Merrill Sanford has the inside track to be the next mayor of the City and Borough of Juneau.
The former assemblyman out-polled Cheryl Jebe 55 percent to 44 percent in Tuesday’s municipal election. With about 1,400 absentee and questioned ballots still to be counted, Sanford holds a 660 vote edge over Jebe – 3,334 to 2,674.
“If everything falls as it has in the past with absentee ballots and everything, you probably split those,” Sanford said. “And I think that probably, well, I think that I’ve won.”
However, Jebe said she’s holding out hope that the outstanding ballots will break heavily in her favor.
“I’m just going to wait until they do the absentee ballots on Friday. It’s quite possible that it will continue at the same rate, but you never know,” she said.
Both candidates said they’re proud of their campaigns, and credited each other with running a clean race.
Jebe – who didn’t declare her candidacy until just before the August 13th filing deadline – said she ran for mayor to bring “new energy” to Juneau. She thinks she would have benefited from more time to reach out to voters.
“It took me some time to get going,” Jebe said. “If I had another month, I think the numbers would have been different. I would have had more time to talk to individual people.”
Sanford on the other hand announced his run for mayor in March. After serving on the assembly from 2002 to 2011, he took a year off due to term limits. If his lead holds following the absentee and questioned ballot count, Sanford says his top priority as mayor will be creating a business friendly environment in Juneau.
“I want to try to present the mayor’s office as a pro-economic business climate in Juneau,” he said. “We want people to come here and we want people to open stores here – no matter what the store is – and we want jobs here.”

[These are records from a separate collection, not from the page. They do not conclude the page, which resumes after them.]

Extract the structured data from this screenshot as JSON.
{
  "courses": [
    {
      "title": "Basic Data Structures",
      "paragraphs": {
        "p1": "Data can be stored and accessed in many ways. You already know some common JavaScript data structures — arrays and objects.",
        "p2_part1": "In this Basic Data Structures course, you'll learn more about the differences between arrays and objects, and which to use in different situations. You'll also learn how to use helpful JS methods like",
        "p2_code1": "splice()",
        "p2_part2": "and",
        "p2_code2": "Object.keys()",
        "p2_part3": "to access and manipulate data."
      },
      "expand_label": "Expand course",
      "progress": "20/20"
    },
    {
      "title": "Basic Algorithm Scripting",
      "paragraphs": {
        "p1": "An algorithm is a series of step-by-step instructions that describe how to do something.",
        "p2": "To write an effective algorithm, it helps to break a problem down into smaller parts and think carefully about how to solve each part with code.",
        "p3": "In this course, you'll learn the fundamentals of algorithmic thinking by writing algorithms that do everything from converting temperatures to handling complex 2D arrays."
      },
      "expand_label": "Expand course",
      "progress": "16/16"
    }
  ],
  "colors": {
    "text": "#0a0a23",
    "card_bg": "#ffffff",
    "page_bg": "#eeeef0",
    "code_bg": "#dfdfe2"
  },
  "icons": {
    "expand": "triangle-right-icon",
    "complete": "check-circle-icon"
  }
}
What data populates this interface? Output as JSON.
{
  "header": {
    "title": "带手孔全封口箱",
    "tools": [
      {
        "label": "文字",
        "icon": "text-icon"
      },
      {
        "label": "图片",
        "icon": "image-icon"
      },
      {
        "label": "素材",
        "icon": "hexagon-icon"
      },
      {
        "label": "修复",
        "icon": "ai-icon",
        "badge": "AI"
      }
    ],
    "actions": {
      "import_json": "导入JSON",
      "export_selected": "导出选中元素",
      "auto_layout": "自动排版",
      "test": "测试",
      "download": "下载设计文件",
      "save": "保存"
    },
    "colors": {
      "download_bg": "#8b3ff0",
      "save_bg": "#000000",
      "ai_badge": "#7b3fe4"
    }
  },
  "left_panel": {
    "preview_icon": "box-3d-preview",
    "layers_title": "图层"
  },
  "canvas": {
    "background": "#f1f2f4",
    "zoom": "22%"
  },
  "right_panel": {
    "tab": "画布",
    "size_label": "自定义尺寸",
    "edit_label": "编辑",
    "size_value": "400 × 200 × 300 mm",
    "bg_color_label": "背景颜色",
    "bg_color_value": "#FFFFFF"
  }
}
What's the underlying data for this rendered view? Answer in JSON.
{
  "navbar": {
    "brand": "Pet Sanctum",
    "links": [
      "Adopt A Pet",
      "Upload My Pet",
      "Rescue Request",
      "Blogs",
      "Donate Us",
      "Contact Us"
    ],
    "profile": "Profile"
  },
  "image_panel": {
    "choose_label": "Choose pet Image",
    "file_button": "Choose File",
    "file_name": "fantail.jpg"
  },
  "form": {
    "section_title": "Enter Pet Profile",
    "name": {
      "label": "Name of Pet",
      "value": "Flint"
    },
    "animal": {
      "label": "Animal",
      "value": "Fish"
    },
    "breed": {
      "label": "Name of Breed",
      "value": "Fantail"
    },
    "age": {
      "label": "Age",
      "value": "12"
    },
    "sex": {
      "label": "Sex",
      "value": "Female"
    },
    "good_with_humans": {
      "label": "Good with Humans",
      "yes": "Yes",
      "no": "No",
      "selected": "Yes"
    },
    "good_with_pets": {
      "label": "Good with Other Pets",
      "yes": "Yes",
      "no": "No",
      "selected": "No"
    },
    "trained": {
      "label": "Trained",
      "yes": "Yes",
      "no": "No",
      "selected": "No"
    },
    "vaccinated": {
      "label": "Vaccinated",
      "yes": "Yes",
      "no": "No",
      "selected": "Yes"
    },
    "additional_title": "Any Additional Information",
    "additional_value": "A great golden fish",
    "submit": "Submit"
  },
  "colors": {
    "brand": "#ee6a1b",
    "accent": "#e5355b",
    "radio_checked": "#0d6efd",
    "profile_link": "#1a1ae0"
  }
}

Sanford said he’ll do that by advocating for better economic planning by the Assembly and by listening to and promoting local businesses.
- Superior Court Judge Philip Pallenberg heard oral arguments in a lawsuit on the issue. He said he’ll try to reach a decision as quickly as he can.
- Walker said he has spoken several times with U.S. Sen. Lisa Murkowski, whose vote could help determine the bill’s fate.
- State transportation crews are removing political campaign signs along state rights-of-way. Alaska law largely forbids signs anywhere visible from the roadway.
- The University of Alaska is offering up 400 acres of its Haines-area land for timber harvest. The timing of the university’s decision was motivated by a conversation happening at the local level. The Haines Planning Commission is considering whether to restrict resource extraction in the Mud Bay area.